**** Data to examine ****

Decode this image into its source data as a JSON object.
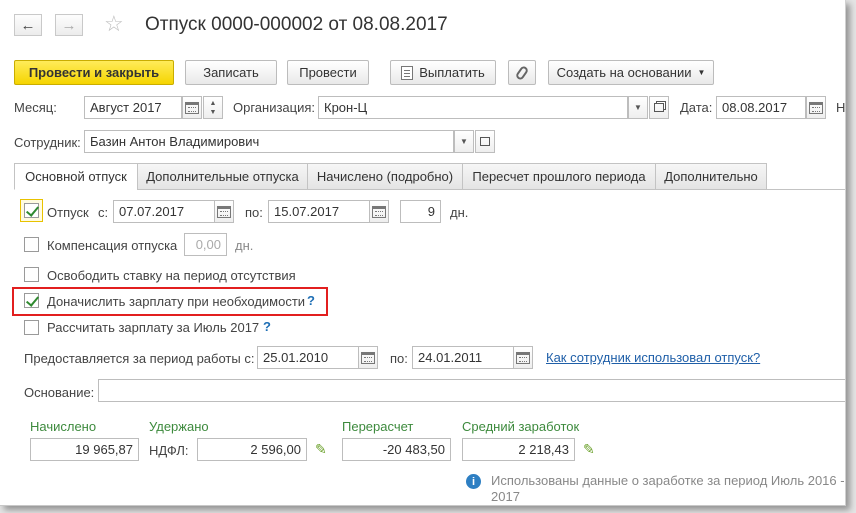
{
  "window": {
    "title": "Отпуск 0000-000002 от 08.08.2017",
    "back_glyph": "←",
    "forward_glyph": "→",
    "star_glyph": "☆"
  },
  "toolbar": {
    "post_close": "Провести и закрыть",
    "save": "Записать",
    "post": "Провести",
    "pay": "Выплатить",
    "create_based": "Создать на основании"
  },
  "header": {
    "month_label": "Месяц:",
    "month_value": "Август 2017",
    "org_label": "Организация:",
    "org_value": "Крон-Ц",
    "date_label": "Дата:",
    "date_value": "08.08.2017",
    "number_label_partial": "Н",
    "employee_label": "Сотрудник:",
    "employee_value": "Базин Антон Владимирович"
  },
  "tabs": [
    {
      "label": "Основной отпуск",
      "active": true
    },
    {
      "label": "Дополнительные отпуска",
      "active": false
    },
    {
      "label": "Начислено (подробно)",
      "active": false
    },
    {
      "label": "Пересчет прошлого периода",
      "active": false
    },
    {
      "label": "Дополнительно",
      "active": false
    }
  ],
  "main": {
    "vacation_label": "Отпуск",
    "vacation_checked": true,
    "from_label": "с:",
    "from_value": "07.07.2017",
    "to_label": "по:",
    "to_value": "15.07.2017",
    "days_value": "9",
    "days_unit": "дн.",
    "compensation_label": "Компенсация отпуска",
    "compensation_checked": false,
    "compensation_value": "0,00",
    "compensation_unit": "дн.",
    "release_rate_label": "Освободить ставку на период отсутствия",
    "release_rate_checked": false,
    "accrue_label": "Доначислить зарплату при необходимости",
    "accrue_checked": true,
    "accrue_help": "?",
    "calc_salary_label": "Рассчитать зарплату за Июль 2017",
    "calc_salary_checked": false,
    "calc_salary_help": "?",
    "period_label": "Предоставляется за период работы с:",
    "period_from": "25.01.2010",
    "period_to_label": "по:",
    "period_to": "24.01.2011",
    "usage_link": "Как сотрудник использовал отпуск?",
    "basis_label": "Основание:",
    "basis_value": ""
  },
  "totals": {
    "accrued_label": "Начислено",
    "accrued_value": "19 965,87",
    "withheld_label": "Удержано",
    "ndfl_label": "НДФЛ:",
    "ndfl_value": "2 596,00",
    "recalc_label": "Перерасчет",
    "recalc_value": "-20 483,50",
    "avg_label": "Средний заработок",
    "avg_value": "2 218,43",
    "info_line1": "Использованы данные о заработке за период Июль 2016 -",
    "info_line2": "2017"
  },
  "colors": {
    "primary_button": "#f5d400",
    "highlight_border": "#e21f1f",
    "link": "#1f5fa8",
    "green_label": "#3d8a3d"
  }
}
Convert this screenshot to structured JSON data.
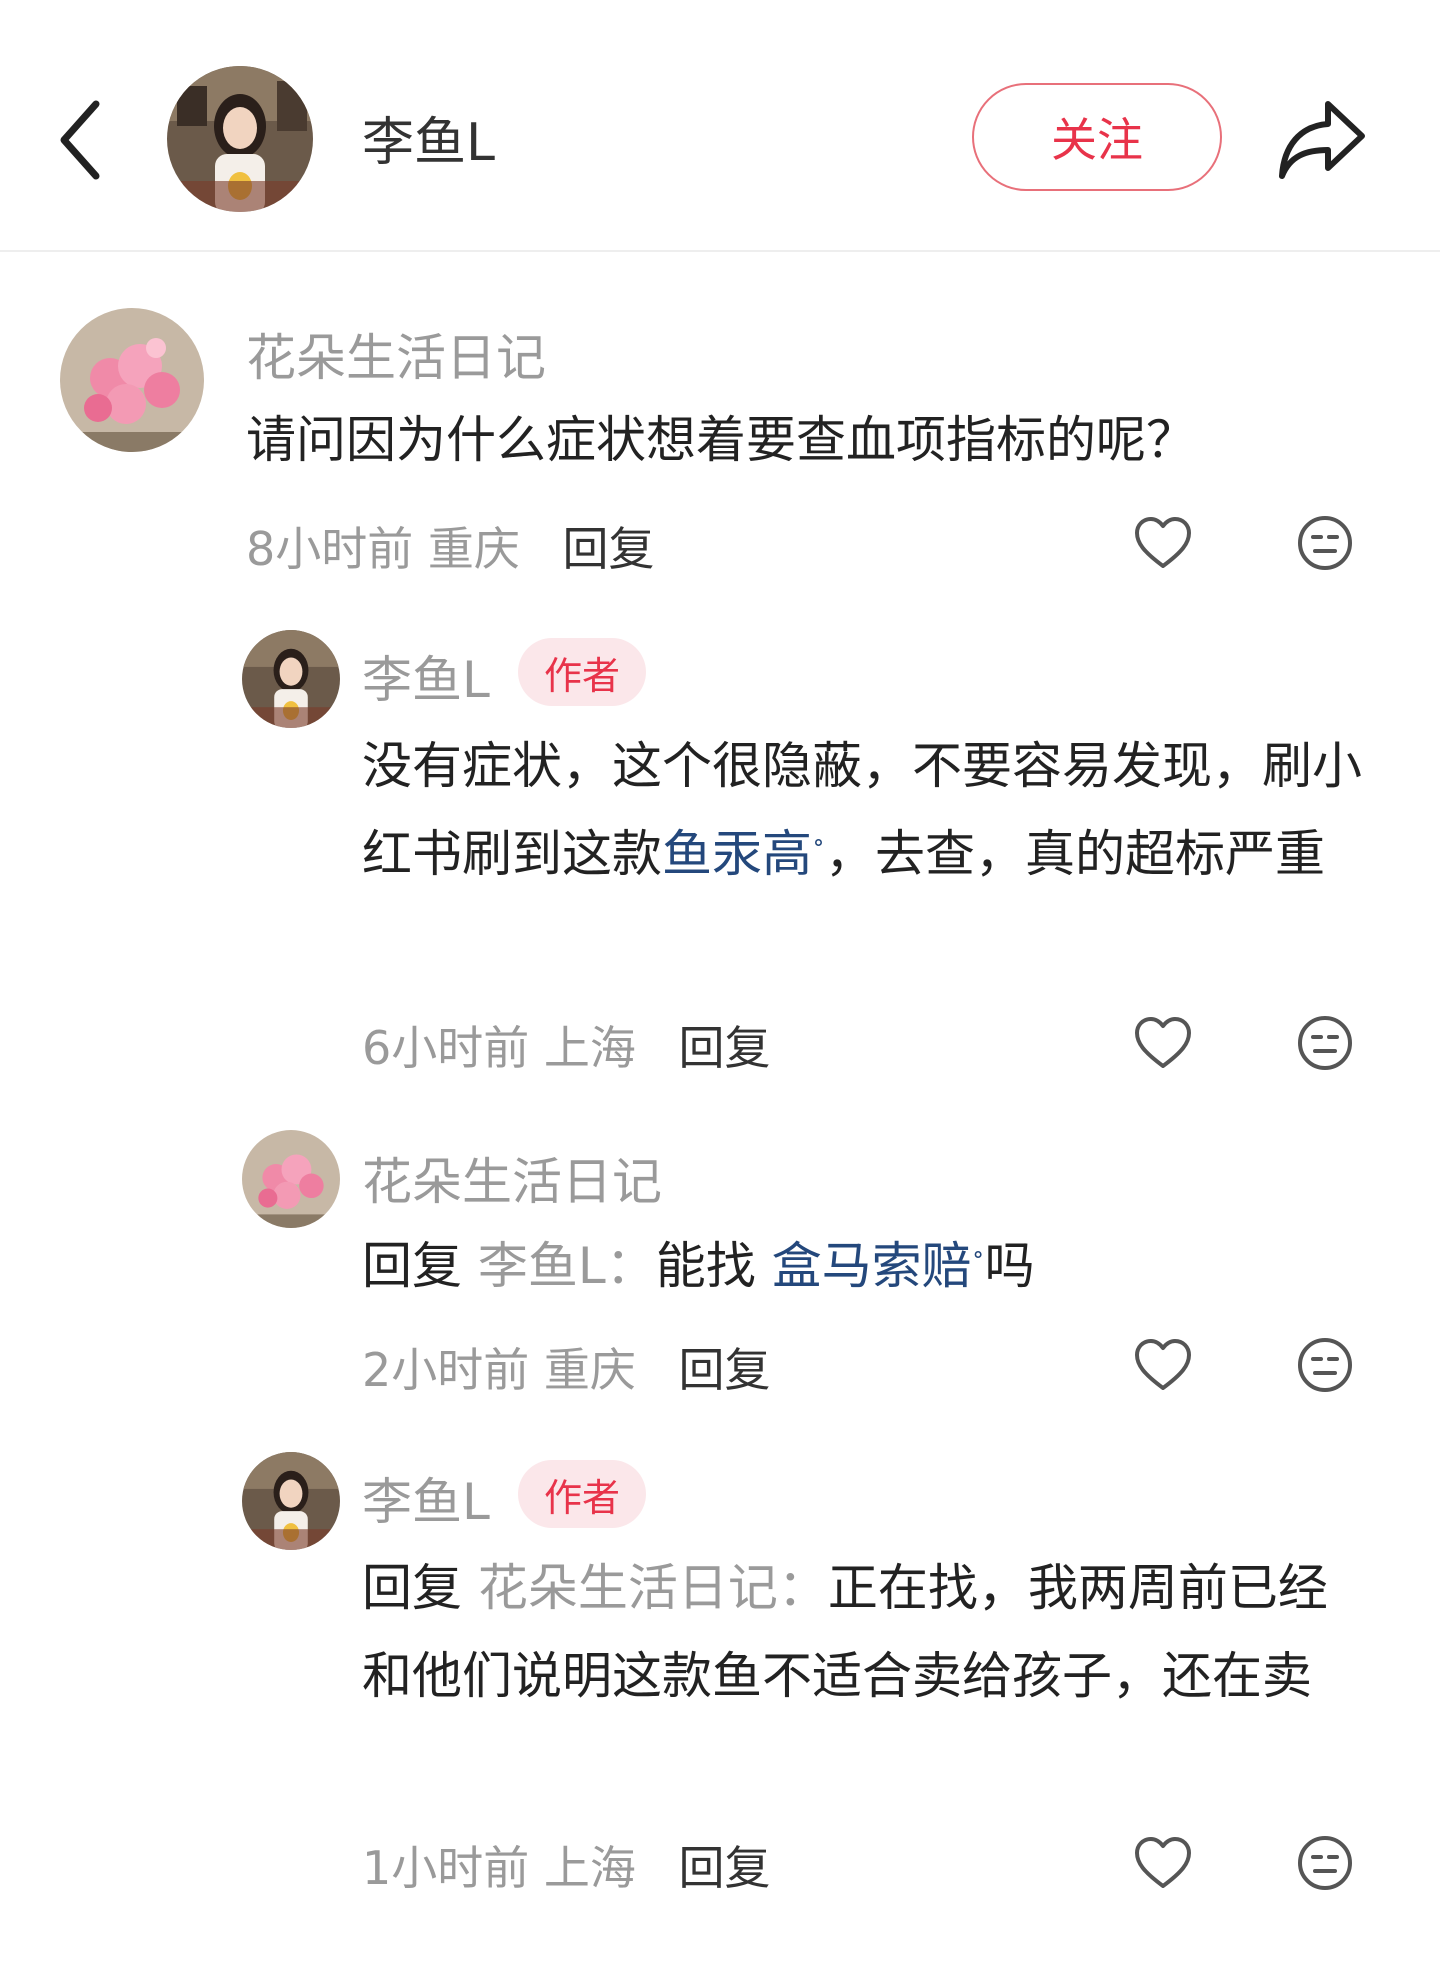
{
  "header": {
    "author_name": "李鱼L",
    "follow_label": "关注"
  },
  "comments": [
    {
      "user": "花朵生活日记",
      "text": "请问因为什么症状想着要查血项指标的呢？",
      "time": "8小时前",
      "location": "重庆",
      "reply_label": "回复"
    },
    {
      "user": "李鱼L",
      "badge": "作者",
      "text_before": "没有症状，这个很隐蔽，不要容易发现，刷小红书刷到这款",
      "link": "鱼汞高",
      "text_after": "，去查，真的超标严重",
      "time": "6小时前",
      "location": "上海",
      "reply_label": "回复"
    },
    {
      "user": "花朵生活日记",
      "reply_prefix": "回复",
      "mention": "李鱼L：",
      "text_before": "能找",
      "link": "盒马索赔",
      "text_after": "吗",
      "time": "2小时前",
      "location": "重庆",
      "reply_label": "回复"
    },
    {
      "user": "李鱼L",
      "badge": "作者",
      "reply_prefix": "回复",
      "mention": "花朵生活日记：",
      "text": "正在找，我两周前已经和他们说明这款鱼不适合卖给孩子，还在卖",
      "time": "1小时前",
      "location": "上海",
      "reply_label": "回复"
    }
  ],
  "icons": {
    "back": "chevron-left-icon",
    "share": "share-arrow-icon",
    "like": "heart-outline-icon",
    "emoji": "neutral-face-icon",
    "search_hint": "search-small-icon"
  },
  "colors": {
    "accent": "#e8334a",
    "link": "#24487c",
    "muted": "#9a9a9a"
  }
}
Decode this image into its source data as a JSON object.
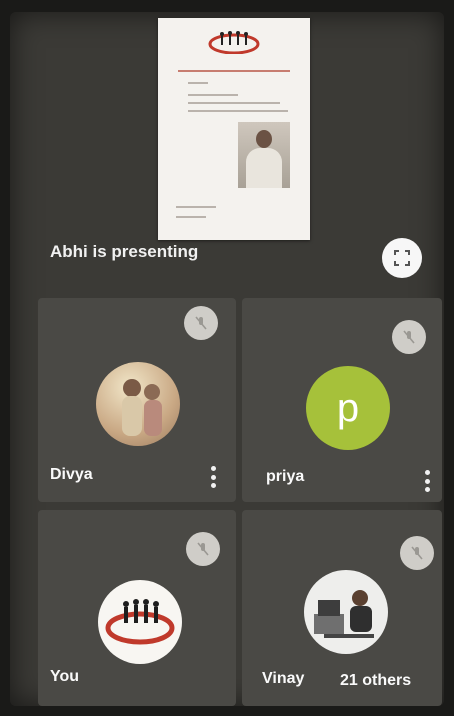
{
  "presentation": {
    "presenter_label": "Abhi is presenting"
  },
  "participants": [
    {
      "name": "Divya",
      "avatar": "photo",
      "mic": "muted"
    },
    {
      "name": "priya",
      "avatar": "initial",
      "initial": "p",
      "avatar_color": "#a6c13a",
      "mic": "muted"
    },
    {
      "name": "You",
      "avatar": "logo",
      "mic": "muted"
    },
    {
      "name": "Vinay",
      "avatar": "photo",
      "mic": "muted"
    }
  ],
  "others_label": "21 others",
  "icons": {
    "fullscreen": "fullscreen-icon",
    "mic_off": "mic-off-icon",
    "more": "more-vert-icon"
  },
  "colors": {
    "background": "#3b3a36",
    "tile": "#4a4945",
    "accent_avatar": "#a6c13a"
  }
}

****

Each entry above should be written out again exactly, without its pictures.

▸ **Task solution**:
Decode this image into its source data as a JSON object.
{
  "window": {
    "title": "Отпуск 0000-000002 от 08.08.2017",
    "back_glyph": "←",
    "forward_glyph": "→",
    "star_glyph": "☆"
  },
  "toolbar": {
    "post_close": "Провести и закрыть",
    "save": "Записать",
    "post": "Провести",
    "pay": "Выплатить",
    "create_based": "Создать на основании"
  },
  "header": {
    "month_label": "Месяц:",
    "month_value": "Август 2017",
    "org_label": "Организация:",
    "org_value": "Крон-Ц",
    "date_label": "Дата:",
    "date_value": "08.08.2017",
    "number_label_partial": "Н",
    "employee_label": "Сотрудник:",
    "employee_value": "Базин Антон Владимирович"
  },
  "tabs": [
    {
      "label": "Основной отпуск",
      "active": true
    },
    {
      "label": "Дополнительные отпуска",
      "active": false
    },
    {
      "label": "Начислено (подробно)",
      "active": false
    },
    {
      "label": "Пересчет прошлого периода",
      "active": false
    },
    {
      "label": "Дополнительно",
      "active": false
    }
  ],
  "main": {
    "vacation_label": "Отпуск",
    "vacation_checked": true,
    "from_label": "с:",
    "from_value": "07.07.2017",
    "to_label": "по:",
    "to_value": "15.07.2017",
    "days_value": "9",
    "days_unit": "дн.",
    "compensation_label": "Компенсация отпуска",
    "compensation_checked": false,
    "compensation_value": "0,00",
    "compensation_unit": "дн.",
    "release_rate_label": "Освободить ставку на период отсутствия",
    "release_rate_checked": false,
    "accrue_label": "Доначислить зарплату при необходимости",
    "accrue_checked": true,
    "accrue_help": "?",
    "calc_salary_label": "Рассчитать зарплату за Июль 2017",
    "calc_salary_checked": false,
    "calc_salary_help": "?",
    "period_label": "Предоставляется за период работы с:",
    "period_from": "25.01.2010",
    "period_to_label": "по:",
    "period_to": "24.01.2011",
    "usage_link": "Как сотрудник использовал отпуск?",
    "basis_label": "Основание:",
    "basis_value": ""
  },
  "totals": {
    "accrued_label": "Начислено",
    "accrued_value": "19 965,87",
    "withheld_label": "Удержано",
    "ndfl_label": "НДФЛ:",
    "ndfl_value": "2 596,00",
    "recalc_label": "Перерасчет",
    "recalc_value": "-20 483,50",
    "avg_label": "Средний заработок",
    "avg_value": "2 218,43",
    "info_line1": "Использованы данные о заработке за период Июль 2016 -",
    "info_line2": "2017"
  },
  "colors": {
    "primary_button": "#f5d400",
    "highlight_border": "#e21f1f",
    "link": "#1f5fa8",
    "green_label": "#3d8a3d"
  }
}
Convert this screenshot to structured JSON data.
{
  "header": {
    "author_name": "李鱼L",
    "follow_label": "关注"
  },
  "comments": [
    {
      "user": "花朵生活日记",
      "text": "请问因为什么症状想着要查血项指标的呢？",
      "time": "8小时前",
      "location": "重庆",
      "reply_label": "回复"
    },
    {
      "user": "李鱼L",
      "badge": "作者",
      "text_before": "没有症状，这个很隐蔽，不要容易发现，刷小红书刷到这款",
      "link": "鱼汞高",
      "text_after": "，去查，真的超标严重",
      "time": "6小时前",
      "location": "上海",
      "reply_label": "回复"
    },
    {
      "user": "花朵生活日记",
      "reply_prefix": "回复",
      "mention": "李鱼L：",
      "text_before": "能找",
      "link": "盒马索赔",
      "text_after": "吗",
      "time": "2小时前",
      "location": "重庆",
      "reply_label": "回复"
    },
    {
      "user": "李鱼L",
      "badge": "作者",
      "reply_prefix": "回复",
      "mention": "花朵生活日记：",
      "text": "正在找，我两周前已经和他们说明这款鱼不适合卖给孩子，还在卖",
      "time": "1小时前",
      "location": "上海",
      "reply_label": "回复"
    }
  ],
  "icons": {
    "back": "chevron-left-icon",
    "share": "share-arrow-icon",
    "like": "heart-outline-icon",
    "emoji": "neutral-face-icon",
    "search_hint": "search-small-icon"
  },
  "colors": {
    "accent": "#e8334a",
    "link": "#24487c",
    "muted": "#9a9a9a"
  }
}
Decode this image into its source data as a JSON object.
{
  "presentation": {
    "presenter_label": "Abhi is presenting"
  },
  "participants": [
    {
      "name": "Divya",
      "avatar": "photo",
      "mic": "muted"
    },
    {
      "name": "priya",
      "avatar": "initial",
      "initial": "p",
      "avatar_color": "#a6c13a",
      "mic": "muted"
    },
    {
      "name": "You",
      "avatar": "logo",
      "mic": "muted"
    },
    {
      "name": "Vinay",
      "avatar": "photo",
      "mic": "muted"
    }
  ],
  "others_label": "21 others",
  "icons": {
    "fullscreen": "fullscreen-icon",
    "mic_off": "mic-off-icon",
    "more": "more-vert-icon"
  },
  "colors": {
    "background": "#3b3a36",
    "tile": "#4a4945",
    "accent_avatar": "#a6c13a"
  }
}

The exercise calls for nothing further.